Ask Your Question Direct To One Of The UK's Leading IFA Firms For Advice On Pensions A pension is best described as a tax efficient savings wrapper designed to hold investments to provide an income for individuals in retirement. A pension can be held by anyone in the UK with tax relief being provided on the contributions they make to the pension up to the higher of 100% of their earnings or £3,600. These contributions to the pension will then receive tax relief from the Government up to the relevant tax threshold amount that they pay. This would mean for example that if you are a lower rate taxpayer and wish to pay a total contribution into a Advice on Pension of £100 you need only contribute £80 gross to the pension as the Government will then provide 20% tax relief on the amount bringing it up to £100. However, limits do apply on the tax relief contributions will receive such as for higher rate and upper rate earners who can receive up to 30% extra tax relief on the amount they contribute to a pension on a sliding scale basis depending on how much they earn. Additionally there is an annual allowance of £50,000 that applies to contributions into a pension, any contributions over this amount will result you in paying your standard rate of tax on the excess. Limits also apply to the total amount that may be held in a pension without tax implications known as your lifetime allowance. Currently this stands at £1,800,000 but is expected to be reduced to to £1,500,000 in the near future. If you held your pension prior to A-day then you may be entitled to primary or enhanced protection on your pension funds (if your pension funds met certain requirements) that could result in you being entitled to more than this amount. When you make contributions to your pension they may be either lump sum or regular contributions which you may pay into your pension for as long as you wish.
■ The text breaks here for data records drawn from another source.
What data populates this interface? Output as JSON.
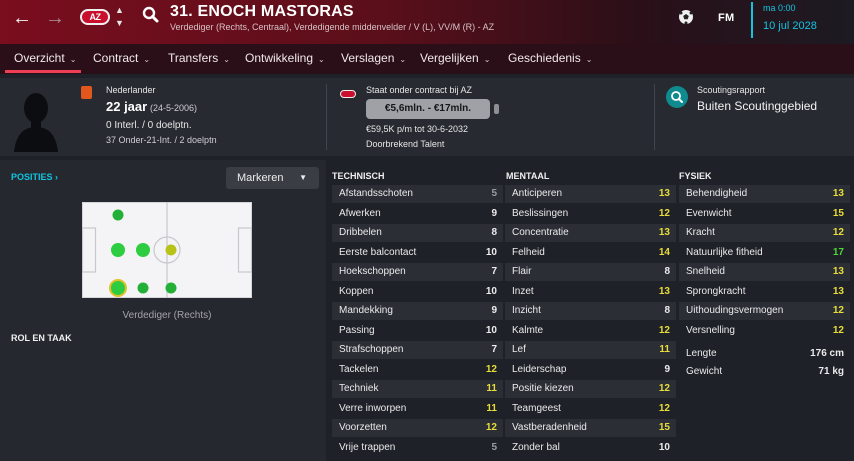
{
  "header": {
    "club_badge": "AZ",
    "title": "31. ENOCH MASTORAS",
    "subtitle": "Verdediger (Rechts, Centraal), Verdedigende middenvelder / V (L), VV/M (R) - AZ",
    "fm_label": "FM",
    "time": "ma 0:00",
    "date": "10 jul 2028"
  },
  "tabs": [
    "Overzicht",
    "Contract",
    "Transfers",
    "Ontwikkeling",
    "Verslagen",
    "Vergelijken",
    "Geschiedenis"
  ],
  "profile": {
    "nationality": "Nederlander",
    "age": "22 jaar",
    "dob": "(24-5-2006)",
    "caps": "0 Interl. / 0 doelptn.",
    "u21": "37 Onder-21-Int. / 2 doelptn"
  },
  "contract": {
    "label": "Staat onder contract bij AZ",
    "value_range": "€5,6mln. - €17mln.",
    "wage": "€59,5K p/m tot 30-6-2032",
    "talent": "Doorbrekend Talent"
  },
  "scouting": {
    "title": "Scoutingsrapport",
    "status": "Buiten Scoutinggebied"
  },
  "positions": {
    "heading": "POSITIES",
    "markeren": "Markeren",
    "caption": "Verdediger (Rechts)",
    "role_heading": "ROL EN TAAK",
    "dot_colors": {
      "natural": "#2ecc40",
      "competent": "#24b036",
      "partial": "#b7c318",
      "selected_ring": "#e3c12a"
    }
  },
  "colors": {
    "white": "#ececee",
    "grey": "#9a9ca1",
    "yellow": "#e8dd3a",
    "green": "#4fd63a"
  },
  "technisch": {
    "heading": "TECHNISCH",
    "rows": [
      {
        "name": "Afstandsschoten",
        "value": "5"
      },
      {
        "name": "Afwerken",
        "value": "9"
      },
      {
        "name": "Dribbelen",
        "value": "8"
      },
      {
        "name": "Eerste balcontact",
        "value": "10"
      },
      {
        "name": "Hoekschoppen",
        "value": "7"
      },
      {
        "name": "Koppen",
        "value": "10"
      },
      {
        "name": "Mandekking",
        "value": "9"
      },
      {
        "name": "Passing",
        "value": "10"
      },
      {
        "name": "Strafschoppen",
        "value": "7"
      },
      {
        "name": "Tackelen",
        "value": "12"
      },
      {
        "name": "Techniek",
        "value": "11"
      },
      {
        "name": "Verre inworpen",
        "value": "11"
      },
      {
        "name": "Voorzetten",
        "value": "12"
      },
      {
        "name": "Vrije trappen",
        "value": "5"
      }
    ]
  },
  "mentaal": {
    "heading": "MENTAAL",
    "rows": [
      {
        "name": "Anticiperen",
        "value": "13"
      },
      {
        "name": "Beslissingen",
        "value": "12"
      },
      {
        "name": "Concentratie",
        "value": "13"
      },
      {
        "name": "Felheid",
        "value": "14"
      },
      {
        "name": "Flair",
        "value": "8"
      },
      {
        "name": "Inzet",
        "value": "13"
      },
      {
        "name": "Inzicht",
        "value": "8"
      },
      {
        "name": "Kalmte",
        "value": "12"
      },
      {
        "name": "Lef",
        "value": "11"
      },
      {
        "name": "Leiderschap",
        "value": "9"
      },
      {
        "name": "Positie kiezen",
        "value": "12"
      },
      {
        "name": "Teamgeest",
        "value": "12"
      },
      {
        "name": "Vastberadenheid",
        "value": "15"
      },
      {
        "name": "Zonder bal",
        "value": "10"
      }
    ]
  },
  "fysiek": {
    "heading": "FYSIEK",
    "rows": [
      {
        "name": "Behendigheid",
        "value": "13"
      },
      {
        "name": "Evenwicht",
        "value": "15"
      },
      {
        "name": "Kracht",
        "value": "12"
      },
      {
        "name": "Natuurlijke fitheid",
        "value": "17"
      },
      {
        "name": "Snelheid",
        "value": "13"
      },
      {
        "name": "Sprongkracht",
        "value": "13"
      },
      {
        "name": "Uithoudingsvermogen",
        "value": "12"
      },
      {
        "name": "Versnelling",
        "value": "12"
      }
    ],
    "lengte_label": "Lengte",
    "lengte": "176 cm",
    "gewicht_label": "Gewicht",
    "gewicht": "71 kg"
  }
}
The fund will then continue to grow throughout your life based on the investments that you chose. Pension benefits are usually designed to be taken only in retirement to provide you with an income when you are no longer working. However, you may should you wish, take benefits from your pension upon reaching 55. At such a time you may then take up to 25% of your pension fund as a tax free cash lump sum with the residual either used to take an income (by purchasing an annuity for example) or be reinvested to continue to grow. Note: Releasing your Advice on Pension benefits early could reduce your income at retirement and therefore is only suitable for a limited number of people and circumstances. The above is based on our understanding of current legislation and tax rules and are subject to change by the government. Tax reliefs referred to are those currently applying. Please note the value of investments can go down in value as well as up and you may get back less than you invest.
Advice on Pension
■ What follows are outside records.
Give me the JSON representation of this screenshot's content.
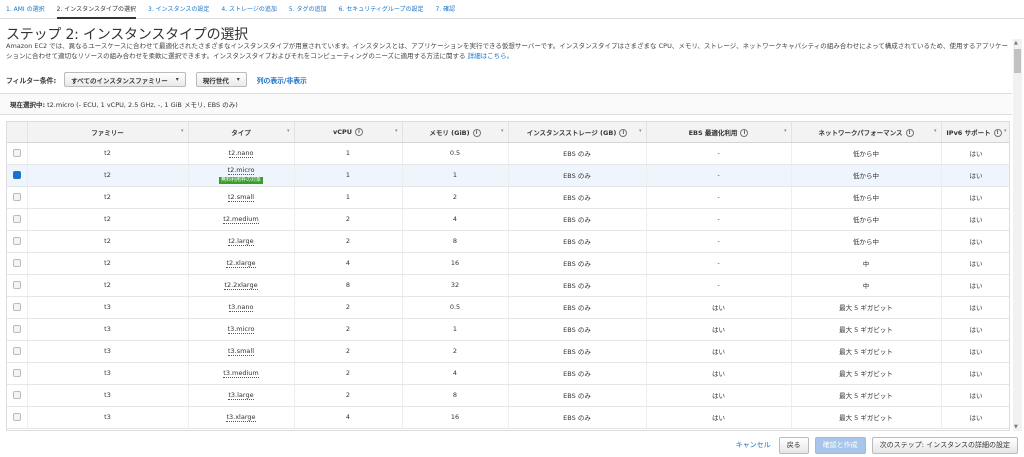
{
  "steps": [
    {
      "label": "1. AMI の選択"
    },
    {
      "label": "2. インスタンスタイプの選択"
    },
    {
      "label": "3. インスタンスの設定"
    },
    {
      "label": "4. ストレージの追加"
    },
    {
      "label": "5. タグの追加"
    },
    {
      "label": "6. セキュリティグループの設定"
    },
    {
      "label": "7. 確認"
    }
  ],
  "page": {
    "title": "ステップ 2: インスタンスタイプの選択",
    "description": "Amazon EC2 では、異なるユースケースに合わせて最適化されたさまざまなインスタンスタイプが用意されています。インスタンスとは、アプリケーションを実行できる仮想サーバーです。インスタンスタイプはさまざまな CPU、メモリ、ストレージ、ネットワークキャパシティの組み合わせによって構成されているため、使用するアプリケーションに合わせて適切なリソースの組み合わせを柔軟に選択できます。インスタンスタイプおよびそれをコンピューティングのニーズに適用する方法に関する",
    "details_link": "詳細はこちら。"
  },
  "filter": {
    "label": "フィルター条件:",
    "family_select": "すべてのインスタンスファミリー",
    "generation_select": "現行世代",
    "column_toggle": "列の表示/非表示"
  },
  "current_selection": {
    "label": "現在選択中:",
    "value": "t2.micro (- ECU, 1 vCPU, 2.5 GHz, -, 1 GiB メモリ, EBS のみ)"
  },
  "table": {
    "columns": {
      "family": "ファミリー",
      "type": "タイプ",
      "vcpu": "vCPU",
      "memory": "メモリ (GiB)",
      "storage": "インスタンスストレージ (GB)",
      "ebs": "EBS 最適化利用",
      "network": "ネットワークパフォーマンス",
      "ipv6": "IPv6 サポート"
    },
    "info_glyph": "i",
    "free_tier_badge": "無料利用枠の対象",
    "rows": [
      {
        "family": "t2",
        "type": "t2.nano",
        "vcpu": "1",
        "memory": "0.5",
        "storage": "EBS のみ",
        "ebs": "-",
        "network": "低から中",
        "ipv6": "はい",
        "selected": false
      },
      {
        "family": "t2",
        "type": "t2.micro",
        "vcpu": "1",
        "memory": "1",
        "storage": "EBS のみ",
        "ebs": "-",
        "network": "低から中",
        "ipv6": "はい",
        "selected": true,
        "free_tier": true
      },
      {
        "family": "t2",
        "type": "t2.small",
        "vcpu": "1",
        "memory": "2",
        "storage": "EBS のみ",
        "ebs": "-",
        "network": "低から中",
        "ipv6": "はい",
        "selected": false
      },
      {
        "family": "t2",
        "type": "t2.medium",
        "vcpu": "2",
        "memory": "4",
        "storage": "EBS のみ",
        "ebs": "-",
        "network": "低から中",
        "ipv6": "はい",
        "selected": false
      },
      {
        "family": "t2",
        "type": "t2.large",
        "vcpu": "2",
        "memory": "8",
        "storage": "EBS のみ",
        "ebs": "-",
        "network": "低から中",
        "ipv6": "はい",
        "selected": false
      },
      {
        "family": "t2",
        "type": "t2.xlarge",
        "vcpu": "4",
        "memory": "16",
        "storage": "EBS のみ",
        "ebs": "-",
        "network": "中",
        "ipv6": "はい",
        "selected": false
      },
      {
        "family": "t2",
        "type": "t2.2xlarge",
        "vcpu": "8",
        "memory": "32",
        "storage": "EBS のみ",
        "ebs": "-",
        "network": "中",
        "ipv6": "はい",
        "selected": false
      },
      {
        "family": "t3",
        "type": "t3.nano",
        "vcpu": "2",
        "memory": "0.5",
        "storage": "EBS のみ",
        "ebs": "はい",
        "network": "最大 5 ギガビット",
        "ipv6": "はい",
        "selected": false
      },
      {
        "family": "t3",
        "type": "t3.micro",
        "vcpu": "2",
        "memory": "1",
        "storage": "EBS のみ",
        "ebs": "はい",
        "network": "最大 5 ギガビット",
        "ipv6": "はい",
        "selected": false
      },
      {
        "family": "t3",
        "type": "t3.small",
        "vcpu": "2",
        "memory": "2",
        "storage": "EBS のみ",
        "ebs": "はい",
        "network": "最大 5 ギガビット",
        "ipv6": "はい",
        "selected": false
      },
      {
        "family": "t3",
        "type": "t3.medium",
        "vcpu": "2",
        "memory": "4",
        "storage": "EBS のみ",
        "ebs": "はい",
        "network": "最大 5 ギガビット",
        "ipv6": "はい",
        "selected": false
      },
      {
        "family": "t3",
        "type": "t3.large",
        "vcpu": "2",
        "memory": "8",
        "storage": "EBS のみ",
        "ebs": "はい",
        "network": "最大 5 ギガビット",
        "ipv6": "はい",
        "selected": false
      },
      {
        "family": "t3",
        "type": "t3.xlarge",
        "vcpu": "4",
        "memory": "16",
        "storage": "EBS のみ",
        "ebs": "はい",
        "network": "最大 5 ギガビット",
        "ipv6": "はい",
        "selected": false
      }
    ]
  },
  "footer": {
    "cancel": "キャンセル",
    "back": "戻る",
    "review_launch": "確認と作成",
    "next": "次のステップ: インスタンスの詳細の設定"
  },
  "colors": {
    "link": "#1a73c9",
    "selected_row": "#eef5fd",
    "free_badge": "#3a9d2a",
    "disabled_primary": "#a8c6ea"
  }
}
Published on Oct 16, 2012
Published on Oct 16, 2012
A pension is best described as a tax efficient savings wrapper designed to hold investments to